Yes, groundwater is a common pool resource and not something that belongs to each individual separately. It makes sense then that the most ethical and sustainable way of using it is to do it together as a community. Unfortunately, that's easier said than done. The ease with which a farmer can sink a borewell and pump up water makes it next to impossible to monitor and control a person's use of this resource. The only way this is possible is if it is driven by the farmers themselves. This means that a prosperous farmer has to make a conscious decision to dial back on using all the resources s/he can and instead distribute it among the other villagers.
As impossible as this might sound, it has happened in Malkaipeta Thanda.
WASSAN (Watershed Support Services and Activities Network), a network that works on resource management in Andhra Pradesh began to explore alternatives for conservation, efficient use, and equitable distribution of groundwater. They encouraged the village to pool the groundwater from farmers who had borewells and share it with all other farmers who don’t have access to water, thus providing critical irrigation to the rainfed crops.
Why did the borewell owners agree?
- They understood that pooling the borewells and sharing water would avoid competitive borewell drilling and further eliminate unnecessary investment and loss of capital.
- The borewell owners were assured irrigation for the area under crops at the time of the agreement, provided water intensive crops were not planted.
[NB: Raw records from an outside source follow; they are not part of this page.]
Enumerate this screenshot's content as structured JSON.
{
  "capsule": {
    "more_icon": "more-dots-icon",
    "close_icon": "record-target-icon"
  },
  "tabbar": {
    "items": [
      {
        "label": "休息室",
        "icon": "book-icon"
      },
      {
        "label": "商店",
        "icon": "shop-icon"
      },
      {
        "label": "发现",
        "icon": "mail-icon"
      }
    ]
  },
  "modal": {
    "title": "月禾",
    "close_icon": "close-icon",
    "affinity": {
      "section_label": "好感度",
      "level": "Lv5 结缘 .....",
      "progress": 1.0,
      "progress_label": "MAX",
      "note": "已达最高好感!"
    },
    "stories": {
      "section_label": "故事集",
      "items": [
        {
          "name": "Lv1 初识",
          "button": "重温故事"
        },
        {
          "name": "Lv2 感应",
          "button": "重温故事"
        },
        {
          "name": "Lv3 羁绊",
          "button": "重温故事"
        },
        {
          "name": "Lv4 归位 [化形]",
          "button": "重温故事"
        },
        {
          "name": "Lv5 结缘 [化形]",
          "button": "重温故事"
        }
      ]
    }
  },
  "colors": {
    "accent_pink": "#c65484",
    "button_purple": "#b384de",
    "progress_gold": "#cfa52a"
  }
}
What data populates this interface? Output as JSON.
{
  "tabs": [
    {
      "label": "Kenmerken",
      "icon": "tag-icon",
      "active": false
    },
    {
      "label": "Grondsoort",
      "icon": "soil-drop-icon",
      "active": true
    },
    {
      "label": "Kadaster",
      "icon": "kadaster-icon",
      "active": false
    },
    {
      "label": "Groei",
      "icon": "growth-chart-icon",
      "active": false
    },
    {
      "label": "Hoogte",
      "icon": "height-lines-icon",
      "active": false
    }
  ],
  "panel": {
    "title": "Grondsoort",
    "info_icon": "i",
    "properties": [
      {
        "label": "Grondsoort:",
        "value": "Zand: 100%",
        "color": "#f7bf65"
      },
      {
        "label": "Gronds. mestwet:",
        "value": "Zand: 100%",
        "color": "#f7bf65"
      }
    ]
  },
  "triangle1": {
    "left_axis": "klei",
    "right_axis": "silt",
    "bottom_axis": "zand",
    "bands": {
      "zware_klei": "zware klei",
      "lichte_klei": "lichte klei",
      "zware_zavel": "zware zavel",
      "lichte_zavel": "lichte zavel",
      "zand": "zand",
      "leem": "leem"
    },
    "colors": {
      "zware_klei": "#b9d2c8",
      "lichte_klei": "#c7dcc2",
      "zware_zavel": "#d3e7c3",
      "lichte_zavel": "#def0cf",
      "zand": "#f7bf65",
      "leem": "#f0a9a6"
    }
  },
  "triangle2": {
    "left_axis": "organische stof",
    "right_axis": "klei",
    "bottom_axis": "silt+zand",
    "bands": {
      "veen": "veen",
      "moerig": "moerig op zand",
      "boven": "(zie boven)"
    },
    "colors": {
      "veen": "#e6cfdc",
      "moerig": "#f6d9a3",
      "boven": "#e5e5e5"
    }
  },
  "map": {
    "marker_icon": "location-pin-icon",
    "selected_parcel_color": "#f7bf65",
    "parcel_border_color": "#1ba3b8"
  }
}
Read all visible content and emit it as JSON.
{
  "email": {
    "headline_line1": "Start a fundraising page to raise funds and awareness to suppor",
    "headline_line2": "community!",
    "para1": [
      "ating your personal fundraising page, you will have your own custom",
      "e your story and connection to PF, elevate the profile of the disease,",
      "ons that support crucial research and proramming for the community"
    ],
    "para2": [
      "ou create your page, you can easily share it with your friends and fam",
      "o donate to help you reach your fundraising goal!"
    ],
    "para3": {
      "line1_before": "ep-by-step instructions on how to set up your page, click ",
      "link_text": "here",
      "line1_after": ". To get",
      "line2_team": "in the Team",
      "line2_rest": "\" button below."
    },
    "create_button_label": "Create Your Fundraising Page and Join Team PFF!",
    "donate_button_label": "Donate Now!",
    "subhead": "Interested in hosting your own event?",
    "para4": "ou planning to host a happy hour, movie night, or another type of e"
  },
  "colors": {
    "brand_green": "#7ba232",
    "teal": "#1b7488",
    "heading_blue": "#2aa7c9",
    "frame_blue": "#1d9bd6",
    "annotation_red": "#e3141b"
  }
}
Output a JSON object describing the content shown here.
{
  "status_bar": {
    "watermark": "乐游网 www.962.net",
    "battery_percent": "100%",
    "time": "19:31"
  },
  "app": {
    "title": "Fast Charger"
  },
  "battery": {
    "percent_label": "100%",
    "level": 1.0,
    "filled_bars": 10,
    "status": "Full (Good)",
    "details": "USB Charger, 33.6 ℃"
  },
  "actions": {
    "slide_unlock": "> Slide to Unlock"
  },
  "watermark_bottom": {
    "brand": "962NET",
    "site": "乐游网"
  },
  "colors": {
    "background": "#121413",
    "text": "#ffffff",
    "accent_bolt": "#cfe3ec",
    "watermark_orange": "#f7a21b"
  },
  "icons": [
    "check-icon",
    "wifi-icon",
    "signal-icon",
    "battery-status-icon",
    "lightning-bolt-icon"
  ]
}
- Water saved by not planting water intensive crops would provide critical irrigation to the rainfed area, which included lands of both borewell owners and others.
- In case of a borewell failure, back-up arrangements were assured as the borewells were pooled.
- The community was also motivated to use micro irrigation systems (sprinklers and drips) thus further increasing the land that could be irrigated with a given amount of water.
WASSAN also facilitated the following:
Trained the village level institutions on community management of groundwater, which included monitoring water levels, borewell yields and regulations.
Improved the groundwater recharge through convergence with various other programmes and ensured protection of key recharge areas.
Reduced water losses by adopting effective irrigation systems and methods.
The following water sharing norms were part of the agreement:
Pooling of borewells through a common pipeline network for sharing.
Sharing of water among all irrespective of whether they owned the borewell.
Planning crops based on availability of water in agreement with the members.
Reducing the area under paddy cultivation.
Sharing the water to protect the kharif crop of non-borewell farmers.
Ensuring cultivation of acreage of borewell owner.
Creating a general fund for maintenance of pipeline, repairs etc.
Borewell owners contributed Rs. 200 per acre of irrigated land and others who used the water would pay Rs. 1000 per acre per year.
The farmers of Malkaipeta Thanda have realised that pooling resources leads to increased opportunities not just for poor farmers like Gamalibai, but also for their richer counterparts.
Will the rest of the country learn from their example?